## Exercise details
Exact copy, no pictures: set down the lines from the one holding "Serialize everything readable" through the final line of the records below.
─── Data provided ───
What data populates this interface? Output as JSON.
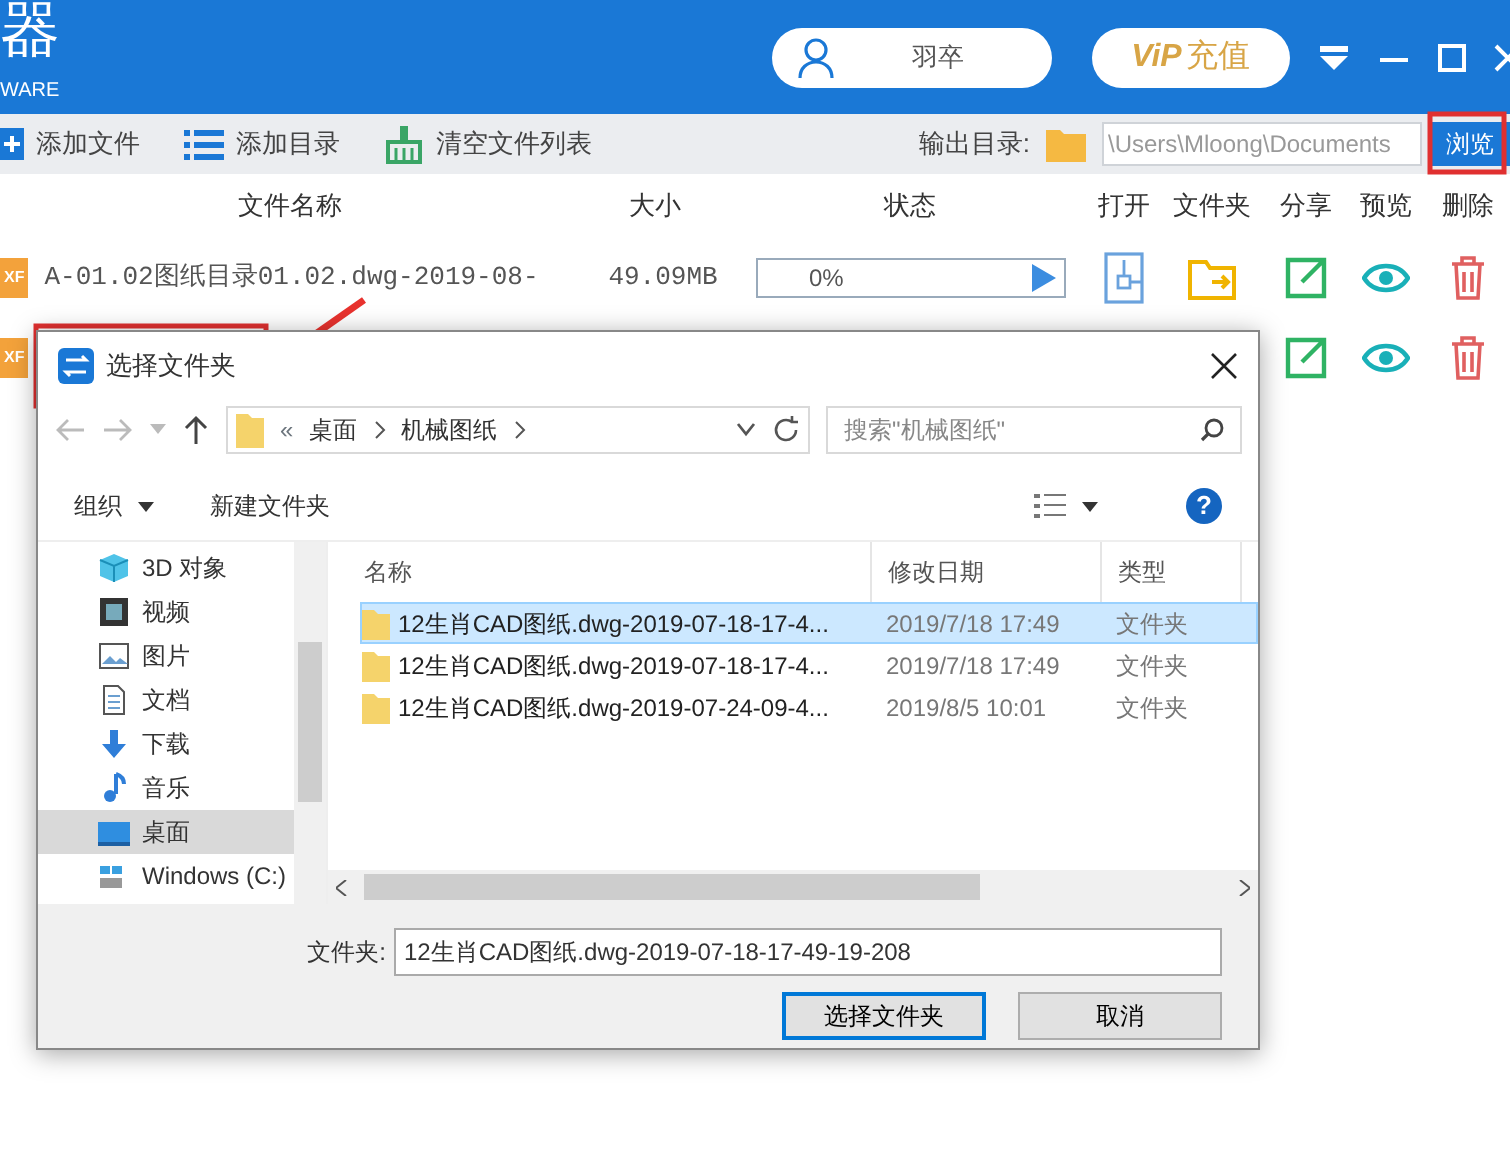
{
  "app": {
    "title_fragment": "器",
    "subtitle_fragment": "WARE",
    "user": "羽卒",
    "vip": {
      "logo": "ViP",
      "label": "充值"
    }
  },
  "toolbar": {
    "actions": [
      {
        "kind": "file",
        "label": "添加文件"
      },
      {
        "kind": "list",
        "label": "添加目录"
      },
      {
        "kind": "broom",
        "label": "清空文件列表"
      }
    ],
    "output_label": "输出目录:",
    "output_path": "\\Users\\Mloong\\Documents",
    "browse": "浏览"
  },
  "columns": [
    "文件名称",
    "大小",
    "状态",
    "打开",
    "文件夹",
    "分享",
    "预览",
    "删除"
  ],
  "files": [
    {
      "badge": "XF",
      "name": "A-01.02图纸目录01.02.dwg-2019-08-",
      "size": "49.09MB",
      "status": "0%",
      "level": 0
    },
    {
      "badge": "XF"
    }
  ],
  "dialog": {
    "title": "选择文件夹",
    "path": [
      "桌面",
      "机械图纸"
    ],
    "path_prefix": "«",
    "search_placeholder": "搜索\"机械图纸\"",
    "commands": [
      "组织",
      "新建文件夹"
    ],
    "help": "?",
    "tree": [
      {
        "kind": "cube",
        "label": "3D 对象",
        "selected": false
      },
      {
        "kind": "film",
        "label": "视频",
        "selected": false
      },
      {
        "kind": "picture",
        "label": "图片",
        "selected": false
      },
      {
        "kind": "doc",
        "label": "文档",
        "selected": false
      },
      {
        "kind": "download",
        "label": "下载",
        "selected": false
      },
      {
        "kind": "music",
        "label": "音乐",
        "selected": false
      },
      {
        "kind": "desktop",
        "label": "桌面",
        "selected": true
      },
      {
        "kind": "drive",
        "label": "Windows (C:)",
        "selected": false
      }
    ],
    "list_columns": [
      "名称",
      "修改日期",
      "类型"
    ],
    "rows": [
      {
        "name": "12生肖CAD图纸.dwg-2019-07-18-17-4...",
        "date": "2019/7/18 17:49",
        "type": "文件夹",
        "selected": true
      },
      {
        "name": "12生肖CAD图纸.dwg-2019-07-18-17-4...",
        "date": "2019/7/18 17:49",
        "type": "文件夹",
        "selected": false
      },
      {
        "name": "12生肖CAD图纸.dwg-2019-07-24-09-4...",
        "date": "2019/8/5 10:01",
        "type": "文件夹",
        "selected": false
      }
    ],
    "folder_label": "文件夹:",
    "folder_value": "12生肖CAD图纸.dwg-2019-07-18-17-49-19-208",
    "buttons": [
      {
        "kind": "primary",
        "label": "选择文件夹"
      },
      {
        "kind": "secondary",
        "label": "取消"
      }
    ]
  }
}
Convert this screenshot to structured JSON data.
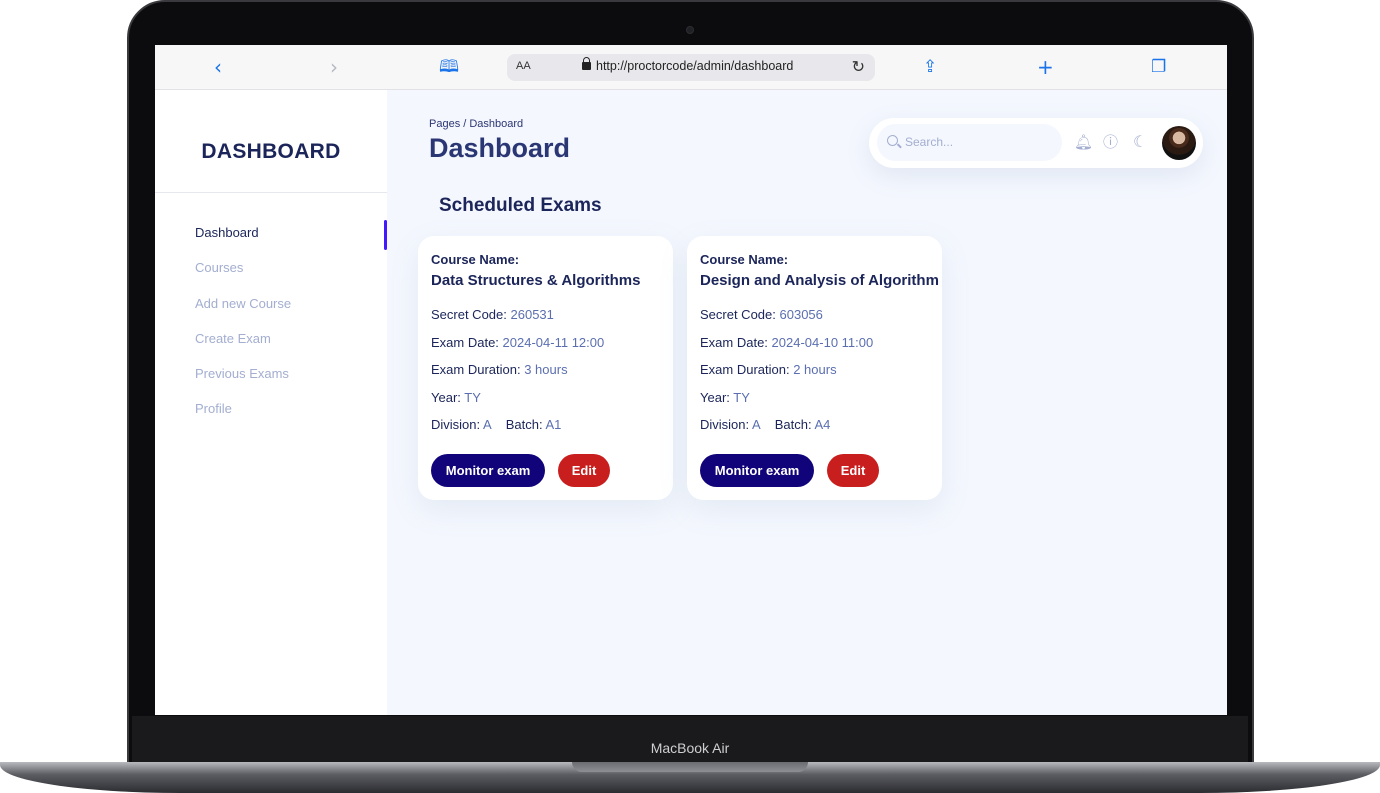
{
  "device": {
    "label": "MacBook Air"
  },
  "browser": {
    "text_size_label": "AA",
    "url": "http://proctorcode/admin/dashboard"
  },
  "sidebar": {
    "title": "DASHBOARD",
    "items": [
      {
        "label": "Dashboard",
        "active": true
      },
      {
        "label": "Courses",
        "active": false
      },
      {
        "label": "Add new Course",
        "active": false
      },
      {
        "label": "Create Exam",
        "active": false
      },
      {
        "label": "Previous Exams",
        "active": false
      },
      {
        "label": "Profile",
        "active": false
      }
    ]
  },
  "header": {
    "breadcrumb": "Pages / Dashboard",
    "title": "Dashboard",
    "search_placeholder": "Search..."
  },
  "section": {
    "title": "Scheduled Exams"
  },
  "labels": {
    "course_name": "Course Name:",
    "secret_code": "Secret Code:",
    "exam_date": "Exam Date:",
    "exam_duration": "Exam Duration:",
    "year": "Year:",
    "division": "Division:",
    "batch": "Batch:",
    "monitor_button": "Monitor exam",
    "edit_button": "Edit"
  },
  "exams": [
    {
      "course_name": "Data Structures & Algorithms",
      "secret_code": "260531",
      "exam_date": "2024-04-11 12:00",
      "exam_duration": "3 hours",
      "year": "TY",
      "division": "A",
      "batch": "A1"
    },
    {
      "course_name": "Design and Analysis of Algorithm",
      "secret_code": "603056",
      "exam_date": "2024-04-10 11:00",
      "exam_duration": "2 hours",
      "year": "TY",
      "division": "A",
      "batch": "A4"
    }
  ],
  "colors": {
    "primary_navy": "#11047a",
    "danger_red": "#c81e1e",
    "active_indicator": "#4318ff",
    "heading": "#1b2559",
    "muted": "#a3aed0",
    "value_text": "#5b6fb0",
    "page_bg": "#f4f7fe"
  }
}
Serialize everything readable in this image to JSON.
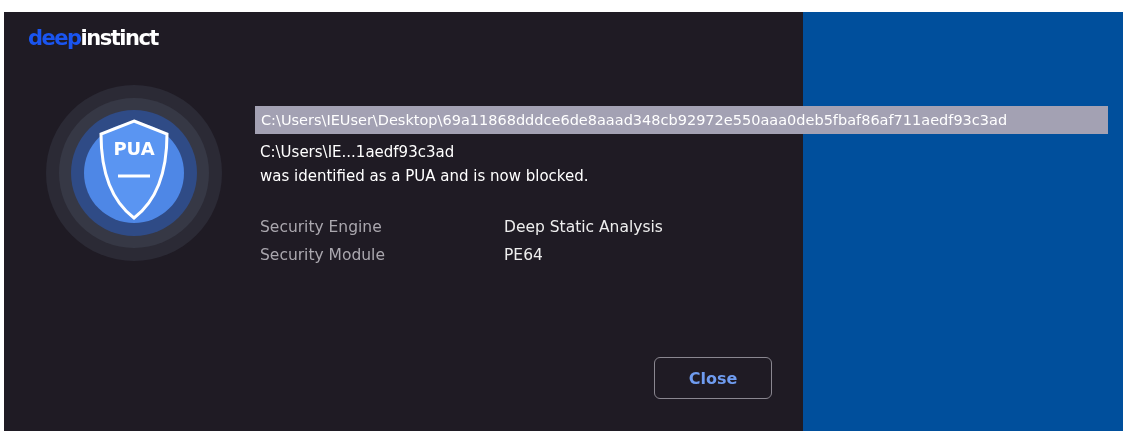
{
  "logo": {
    "brand_part": "deep",
    "rest": "instinct"
  },
  "badge": {
    "label": "PUA"
  },
  "tooltip": {
    "text": "C:\\Users\\IEUser\\Desktop\\69a11868dddce6de8aaad348cb92972e550aaa0deb5fbaf86af711aedf93c3ad"
  },
  "message": {
    "path": "C:\\Users\\IE...1aedf93c3ad",
    "text": "was identified as a PUA and is now blocked."
  },
  "details": [
    {
      "label": "Security Engine",
      "value": "Deep Static Analysis"
    },
    {
      "label": "Security Module",
      "value": "PE64"
    }
  ],
  "buttons": [
    "Close"
  ]
}
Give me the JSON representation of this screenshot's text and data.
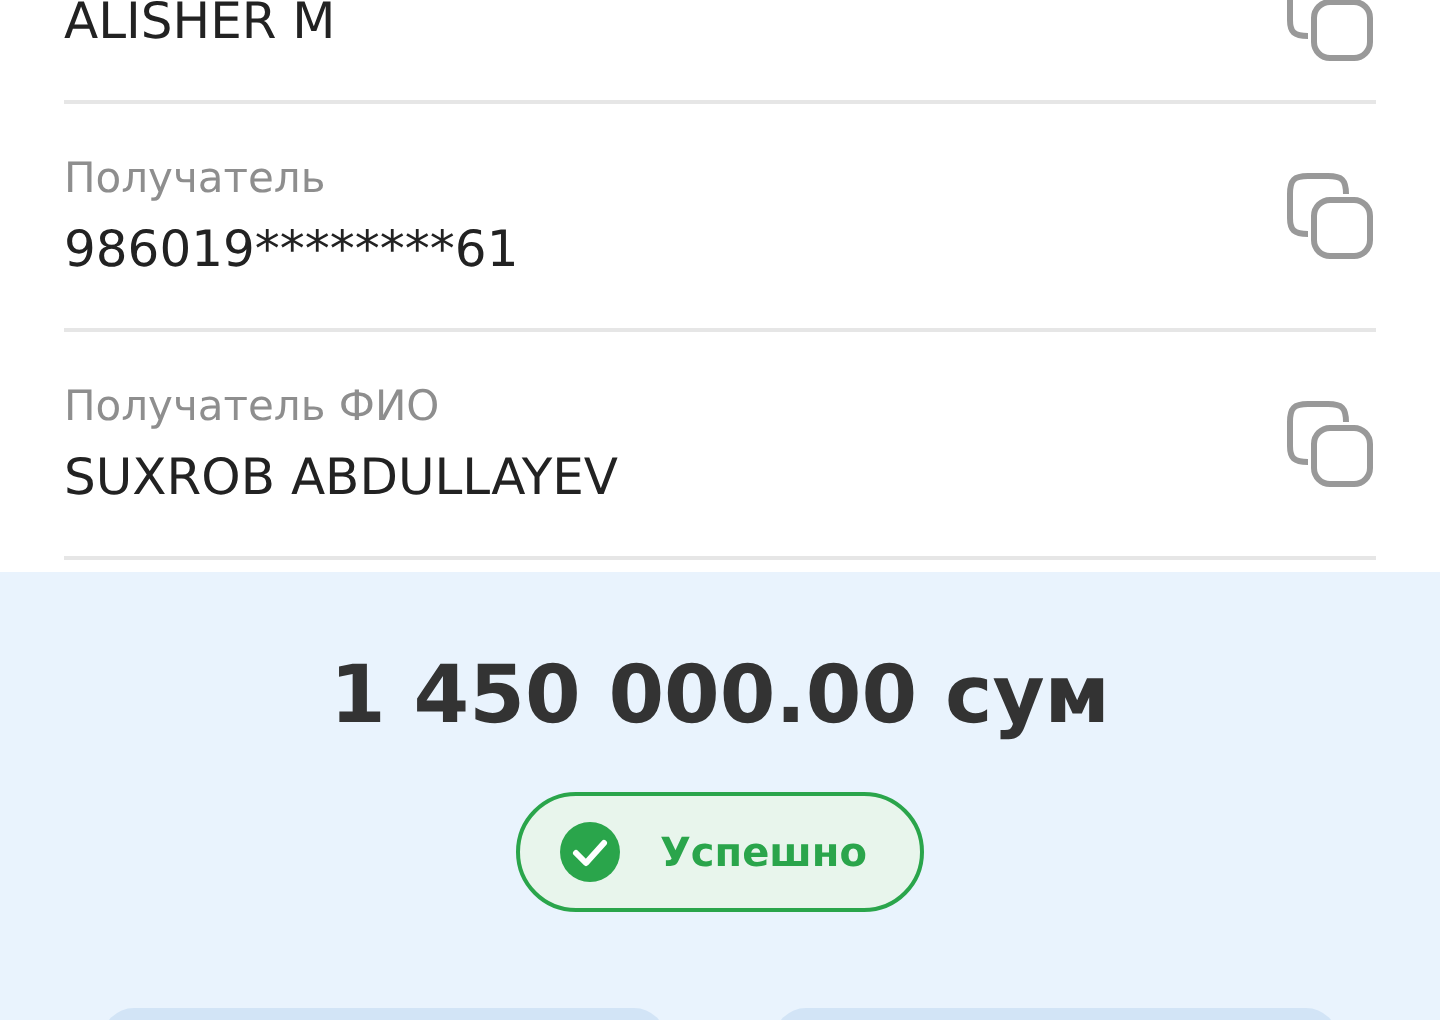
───
## Expected output
Serialize everything readable in this image to JSON.
{
  "logo": {
    "brand_part": "deep",
    "rest": "instinct"
  },
  "badge": {
    "label": "PUA"
  },
  "tooltip": {
    "text": "C:\\Users\\IEUser\\Desktop\\69a11868dddce6de8aaad348cb92972e550aaa0deb5fbaf86af711aedf93c3ad"
  },
  "message": {
    "path": "C:\\Users\\IE...1aedf93c3ad",
    "text": "was identified as a PUA and is now blocked."
  },
  "details": [
    {
      "label": "Security Engine",
      "value": "Deep Static Analysis"
    },
    {
      "label": "Security Module",
      "value": "PE64"
    }
  ],
  "buttons": [
    "Close"
  ]
}
Give me the JSON representation of this screenshot's text and data.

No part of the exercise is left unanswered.